→ Task
Your response needs to be the data below, retyped exactly.

→ Study material
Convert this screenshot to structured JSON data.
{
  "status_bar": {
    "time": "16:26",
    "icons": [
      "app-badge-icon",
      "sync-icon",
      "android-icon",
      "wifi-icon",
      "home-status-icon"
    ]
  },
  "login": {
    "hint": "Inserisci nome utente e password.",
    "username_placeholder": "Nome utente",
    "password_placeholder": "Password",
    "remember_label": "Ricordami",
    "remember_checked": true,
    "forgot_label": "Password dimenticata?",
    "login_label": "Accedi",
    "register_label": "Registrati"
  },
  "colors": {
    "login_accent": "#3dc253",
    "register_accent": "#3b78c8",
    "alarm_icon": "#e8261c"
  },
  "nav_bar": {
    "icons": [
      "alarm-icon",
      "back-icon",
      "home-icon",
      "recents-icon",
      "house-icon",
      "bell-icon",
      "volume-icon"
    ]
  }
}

→ Output of the exercise
Convert this screenshot to structured JSON data.
{
  "status_bar": {
    "time": "16:26",
    "icons": [
      "app-badge-icon",
      "sync-icon",
      "android-icon",
      "wifi-icon",
      "home-status-icon"
    ]
  },
  "login": {
    "hint": "Inserisci nome utente e password.",
    "username_placeholder": "Nome utente",
    "password_placeholder": "Password",
    "remember_label": "Ricordami",
    "remember_checked": true,
    "forgot_label": "Password dimenticata?",
    "login_label": "Accedi",
    "register_label": "Registrati"
  },
  "colors": {
    "login_accent": "#3dc253",
    "register_accent": "#3b78c8",
    "alarm_icon": "#e8261c"
  },
  "nav_bar": {
    "icons": [
      "alarm-icon",
      "back-icon",
      "home-icon",
      "recents-icon",
      "house-icon",
      "bell-icon",
      "volume-icon"
    ]
  }
}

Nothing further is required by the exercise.